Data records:
========================

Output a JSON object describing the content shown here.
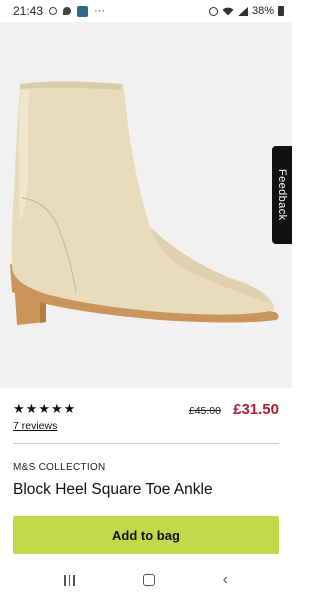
{
  "status_bar": {
    "time": "21:43",
    "icons_left": [
      "circle-icon",
      "chat-bubble-icon",
      "app-badge-icon",
      "more-dots-icon"
    ],
    "more": "···",
    "icons_right": [
      "alarm-icon",
      "wifi-icon",
      "signal-icon",
      "battery-icon"
    ],
    "battery_percent": "38%"
  },
  "product": {
    "image_name": "cream-block-heel-ankle-boot",
    "rating_stars": 5,
    "reviews_label": "7 reviews",
    "price_old": "£45.00",
    "price_new": "£31.50",
    "brand": "M&S COLLECTION",
    "title": "Block Heel Square Toe Ankle"
  },
  "feedback_tab": {
    "label": "Feedback"
  },
  "add_to_bag": {
    "label": "Add to bag"
  },
  "colors": {
    "price_sale": "#b01e35",
    "add_to_bag_bg": "#c2d94a",
    "boot": "#e8dcbd",
    "sole": "#c9955b"
  },
  "nav": [
    "recent-apps-icon",
    "home-icon",
    "back-icon"
  ]
}
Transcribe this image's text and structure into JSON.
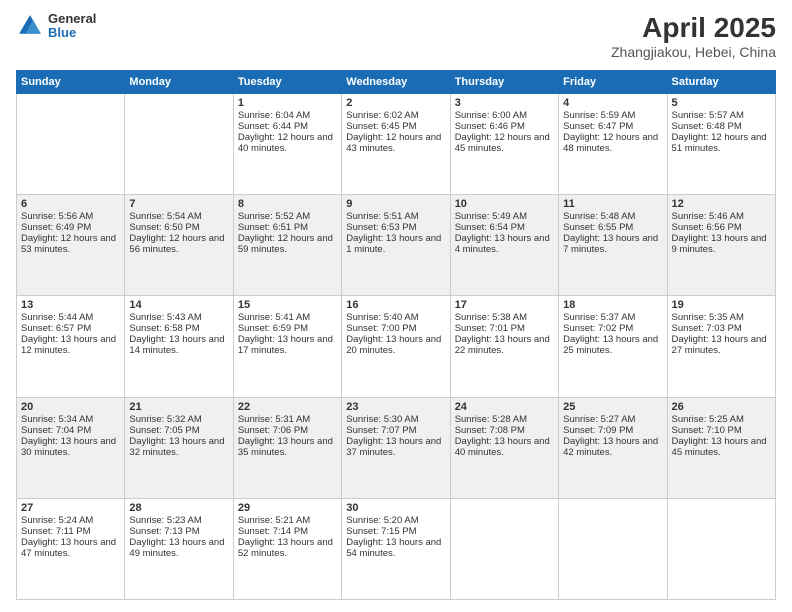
{
  "header": {
    "logo_line1": "General",
    "logo_line2": "Blue",
    "month": "April 2025",
    "location": "Zhangjiakou, Hebei, China"
  },
  "days_of_week": [
    "Sunday",
    "Monday",
    "Tuesday",
    "Wednesday",
    "Thursday",
    "Friday",
    "Saturday"
  ],
  "weeks": [
    [
      {
        "day": "",
        "text": ""
      },
      {
        "day": "",
        "text": ""
      },
      {
        "day": "1",
        "text": "Sunrise: 6:04 AM\nSunset: 6:44 PM\nDaylight: 12 hours and 40 minutes."
      },
      {
        "day": "2",
        "text": "Sunrise: 6:02 AM\nSunset: 6:45 PM\nDaylight: 12 hours and 43 minutes."
      },
      {
        "day": "3",
        "text": "Sunrise: 6:00 AM\nSunset: 6:46 PM\nDaylight: 12 hours and 45 minutes."
      },
      {
        "day": "4",
        "text": "Sunrise: 5:59 AM\nSunset: 6:47 PM\nDaylight: 12 hours and 48 minutes."
      },
      {
        "day": "5",
        "text": "Sunrise: 5:57 AM\nSunset: 6:48 PM\nDaylight: 12 hours and 51 minutes."
      }
    ],
    [
      {
        "day": "6",
        "text": "Sunrise: 5:56 AM\nSunset: 6:49 PM\nDaylight: 12 hours and 53 minutes."
      },
      {
        "day": "7",
        "text": "Sunrise: 5:54 AM\nSunset: 6:50 PM\nDaylight: 12 hours and 56 minutes."
      },
      {
        "day": "8",
        "text": "Sunrise: 5:52 AM\nSunset: 6:51 PM\nDaylight: 12 hours and 59 minutes."
      },
      {
        "day": "9",
        "text": "Sunrise: 5:51 AM\nSunset: 6:53 PM\nDaylight: 13 hours and 1 minute."
      },
      {
        "day": "10",
        "text": "Sunrise: 5:49 AM\nSunset: 6:54 PM\nDaylight: 13 hours and 4 minutes."
      },
      {
        "day": "11",
        "text": "Sunrise: 5:48 AM\nSunset: 6:55 PM\nDaylight: 13 hours and 7 minutes."
      },
      {
        "day": "12",
        "text": "Sunrise: 5:46 AM\nSunset: 6:56 PM\nDaylight: 13 hours and 9 minutes."
      }
    ],
    [
      {
        "day": "13",
        "text": "Sunrise: 5:44 AM\nSunset: 6:57 PM\nDaylight: 13 hours and 12 minutes."
      },
      {
        "day": "14",
        "text": "Sunrise: 5:43 AM\nSunset: 6:58 PM\nDaylight: 13 hours and 14 minutes."
      },
      {
        "day": "15",
        "text": "Sunrise: 5:41 AM\nSunset: 6:59 PM\nDaylight: 13 hours and 17 minutes."
      },
      {
        "day": "16",
        "text": "Sunrise: 5:40 AM\nSunset: 7:00 PM\nDaylight: 13 hours and 20 minutes."
      },
      {
        "day": "17",
        "text": "Sunrise: 5:38 AM\nSunset: 7:01 PM\nDaylight: 13 hours and 22 minutes."
      },
      {
        "day": "18",
        "text": "Sunrise: 5:37 AM\nSunset: 7:02 PM\nDaylight: 13 hours and 25 minutes."
      },
      {
        "day": "19",
        "text": "Sunrise: 5:35 AM\nSunset: 7:03 PM\nDaylight: 13 hours and 27 minutes."
      }
    ],
    [
      {
        "day": "20",
        "text": "Sunrise: 5:34 AM\nSunset: 7:04 PM\nDaylight: 13 hours and 30 minutes."
      },
      {
        "day": "21",
        "text": "Sunrise: 5:32 AM\nSunset: 7:05 PM\nDaylight: 13 hours and 32 minutes."
      },
      {
        "day": "22",
        "text": "Sunrise: 5:31 AM\nSunset: 7:06 PM\nDaylight: 13 hours and 35 minutes."
      },
      {
        "day": "23",
        "text": "Sunrise: 5:30 AM\nSunset: 7:07 PM\nDaylight: 13 hours and 37 minutes."
      },
      {
        "day": "24",
        "text": "Sunrise: 5:28 AM\nSunset: 7:08 PM\nDaylight: 13 hours and 40 minutes."
      },
      {
        "day": "25",
        "text": "Sunrise: 5:27 AM\nSunset: 7:09 PM\nDaylight: 13 hours and 42 minutes."
      },
      {
        "day": "26",
        "text": "Sunrise: 5:25 AM\nSunset: 7:10 PM\nDaylight: 13 hours and 45 minutes."
      }
    ],
    [
      {
        "day": "27",
        "text": "Sunrise: 5:24 AM\nSunset: 7:11 PM\nDaylight: 13 hours and 47 minutes."
      },
      {
        "day": "28",
        "text": "Sunrise: 5:23 AM\nSunset: 7:13 PM\nDaylight: 13 hours and 49 minutes."
      },
      {
        "day": "29",
        "text": "Sunrise: 5:21 AM\nSunset: 7:14 PM\nDaylight: 13 hours and 52 minutes."
      },
      {
        "day": "30",
        "text": "Sunrise: 5:20 AM\nSunset: 7:15 PM\nDaylight: 13 hours and 54 minutes."
      },
      {
        "day": "",
        "text": ""
      },
      {
        "day": "",
        "text": ""
      },
      {
        "day": "",
        "text": ""
      }
    ]
  ]
}
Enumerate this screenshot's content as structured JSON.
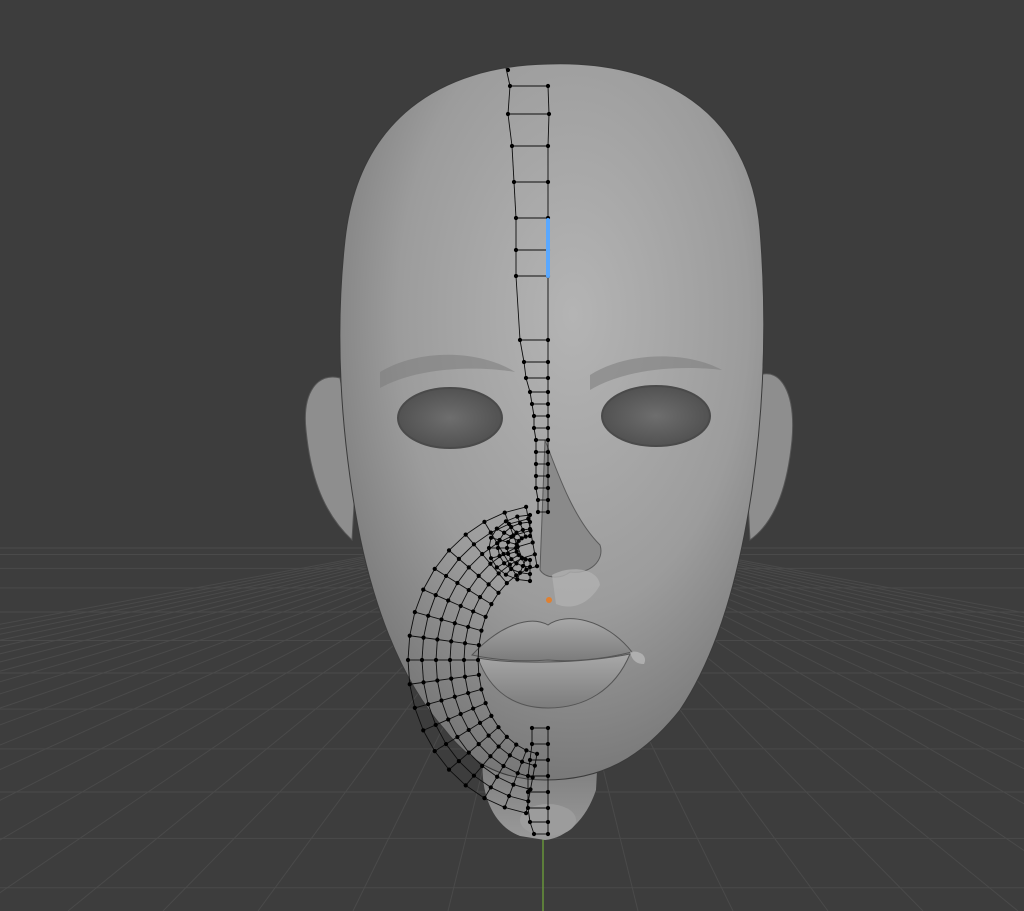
{
  "app": {
    "editor": "3d-viewport",
    "background_color": "#3d3d3d",
    "grid_line_color": "#4a4a4a",
    "y_axis_color": "#6a9a3a"
  },
  "scene": {
    "model": "head-sculpt",
    "mesh_color": "#9c9c9c",
    "wire_color": "#0d0d0d",
    "vertex_color": "#000000",
    "selected_edge_color": "#5aa8ff",
    "active_vertex_color": "#e08030",
    "retopology": "left-half"
  }
}
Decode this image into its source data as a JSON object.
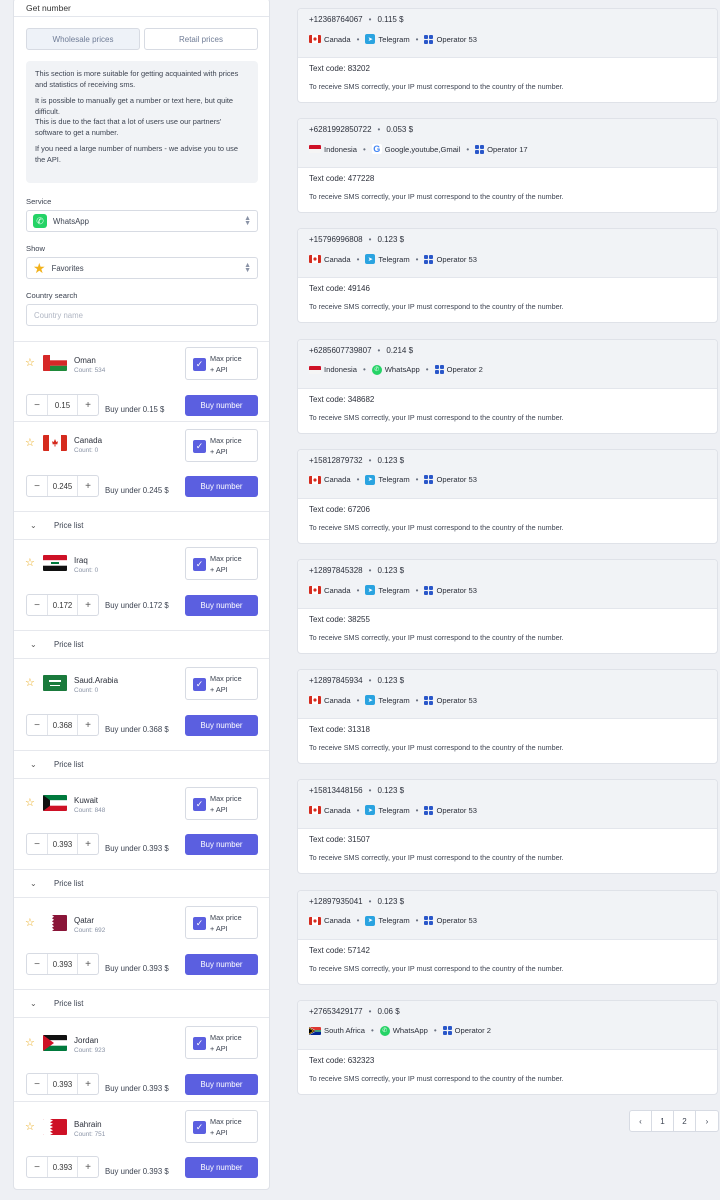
{
  "panel": {
    "title": "Get number"
  },
  "tabs": {
    "wholesale": "Wholesale prices",
    "retail": "Retail prices"
  },
  "info": {
    "p1": "This section is more suitable for getting acquainted with prices and statistics of receiving sms.",
    "p2": "It is possible to manually get a number or text here, but quite difficult.",
    "p3": "This is due to the fact that a lot of users use our partners' software to get a number.",
    "p4": "If you need a large number of numbers - we advise you to use the API."
  },
  "service": {
    "label": "Service",
    "value": "WhatsApp"
  },
  "show": {
    "label": "Show",
    "value": "Favorites"
  },
  "country_search": {
    "label": "Country search",
    "placeholder": "Country name"
  },
  "common": {
    "max_price": "Max price",
    "api": "+ API",
    "buy": "Buy number",
    "price_list": "Price list"
  },
  "countries": [
    {
      "name": "Oman",
      "count": "Count: 534",
      "price": "0.15",
      "buy_under": "Buy under 0.15 $"
    },
    {
      "name": "Canada",
      "count": "Count: 0",
      "price": "0.245",
      "buy_under": "Buy under 0.245 $"
    },
    {
      "name": "Iraq",
      "count": "Count: 0",
      "price": "0.172",
      "buy_under": "Buy under 0.172 $"
    },
    {
      "name": "Saud.Arabia",
      "count": "Count: 0",
      "price": "0.368",
      "buy_under": "Buy under 0.368 $"
    },
    {
      "name": "Kuwait",
      "count": "Count: 848",
      "price": "0.393",
      "buy_under": "Buy under 0.393 $"
    },
    {
      "name": "Qatar",
      "count": "Count: 692",
      "price": "0.393",
      "buy_under": "Buy under 0.393 $"
    },
    {
      "name": "Jordan",
      "count": "Count: 923",
      "price": "0.393",
      "buy_under": "Buy under 0.393 $"
    },
    {
      "name": "Bahrain",
      "count": "Count: 751",
      "price": "0.393",
      "buy_under": "Buy under 0.393 $"
    }
  ],
  "results": [
    {
      "number": "+12368764067",
      "price": "0.115 $",
      "country": "Canada",
      "service": "Telegram",
      "operator": "Operator 53",
      "code": "Text code: 83202"
    },
    {
      "number": "+6281992850722",
      "price": "0.053 $",
      "country": "Indonesia",
      "service": "Google,youtube,Gmail",
      "operator": "Operator 17",
      "code": "Text code: 477228"
    },
    {
      "number": "+15796996808",
      "price": "0.123 $",
      "country": "Canada",
      "service": "Telegram",
      "operator": "Operator 53",
      "code": "Text code: 49146"
    },
    {
      "number": "+6285607739807",
      "price": "0.214 $",
      "country": "Indonesia",
      "service": "WhatsApp",
      "operator": "Operator 2",
      "code": "Text code: 348682"
    },
    {
      "number": "+15812879732",
      "price": "0.123 $",
      "country": "Canada",
      "service": "Telegram",
      "operator": "Operator 53",
      "code": "Text code: 67206"
    },
    {
      "number": "+12897845328",
      "price": "0.123 $",
      "country": "Canada",
      "service": "Telegram",
      "operator": "Operator 53",
      "code": "Text code: 38255"
    },
    {
      "number": "+12897845934",
      "price": "0.123 $",
      "country": "Canada",
      "service": "Telegram",
      "operator": "Operator 53",
      "code": "Text code: 31318"
    },
    {
      "number": "+15813448156",
      "price": "0.123 $",
      "country": "Canada",
      "service": "Telegram",
      "operator": "Operator 53",
      "code": "Text code: 31507"
    },
    {
      "number": "+12897935041",
      "price": "0.123 $",
      "country": "Canada",
      "service": "Telegram",
      "operator": "Operator 53",
      "code": "Text code: 57142"
    },
    {
      "number": "+27653429177",
      "price": "0.06 $",
      "country": "South Africa",
      "service": "WhatsApp",
      "operator": "Operator 2",
      "code": "Text code: 632323"
    }
  ],
  "result_note": "To receive SMS correctly, your IP must correspond to the country of the number.",
  "pagination": {
    "prev": "‹",
    "p1": "1",
    "p2": "2",
    "next": "›"
  },
  "colors": {
    "accent": "#5b5fe0",
    "whatsapp": "#25d366",
    "telegram": "#2aa3e0",
    "star": "#f2b21c"
  }
}
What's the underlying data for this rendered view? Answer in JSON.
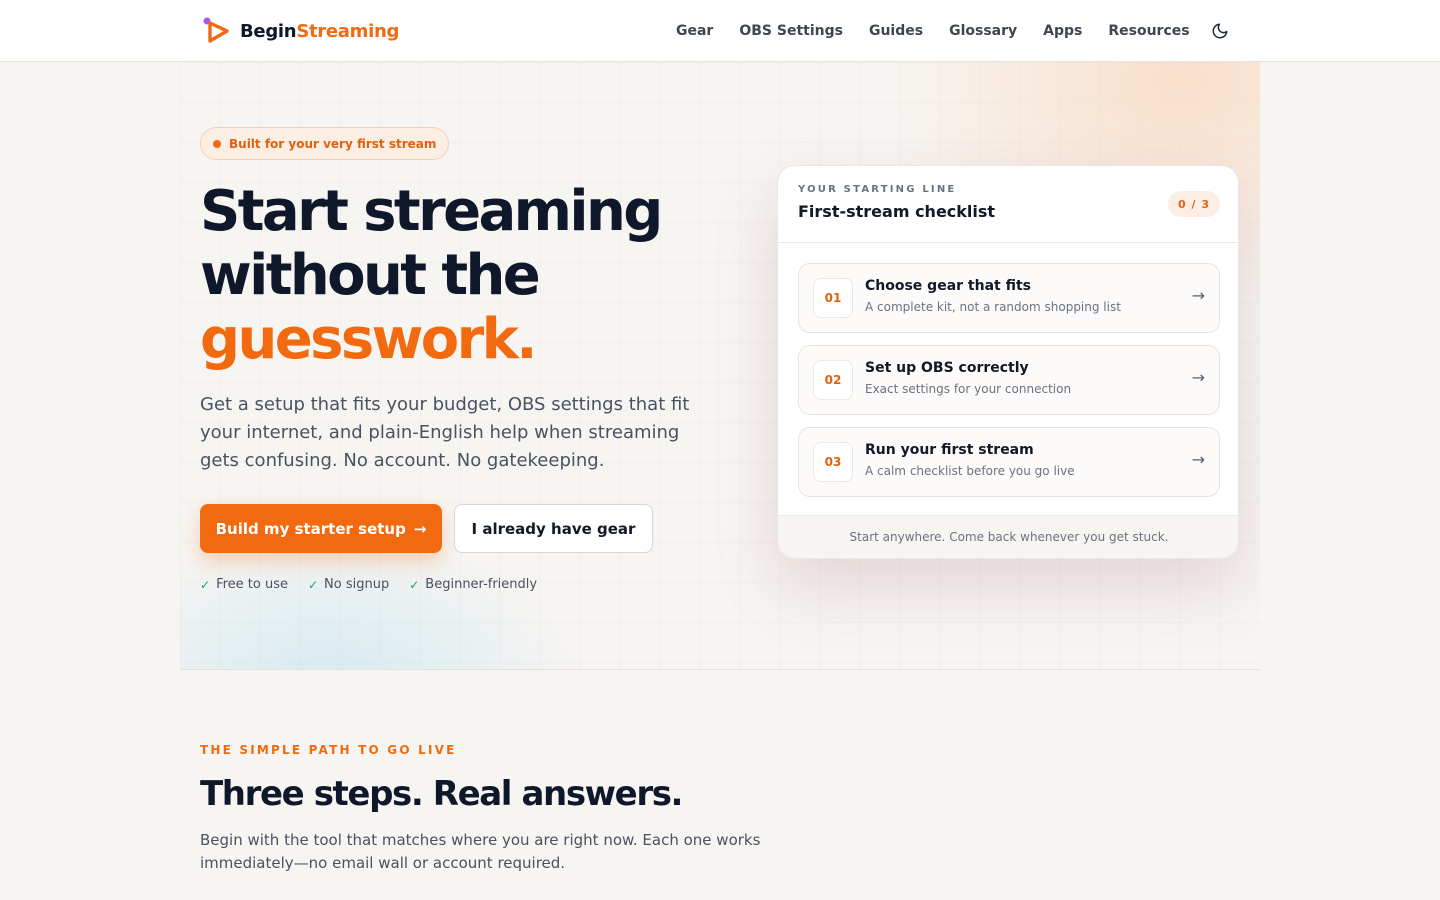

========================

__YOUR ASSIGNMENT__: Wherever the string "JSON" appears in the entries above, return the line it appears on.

__RESPONSE AREA__:
Output a JSON object describing the content shown here.
Transcribe this image's text and structure into JSON.
Enumerate this screenshot's content as structured JSON.
Decode this image into its source data as a JSON object.
What's the underlying data for this rendered view? Answer in JSON.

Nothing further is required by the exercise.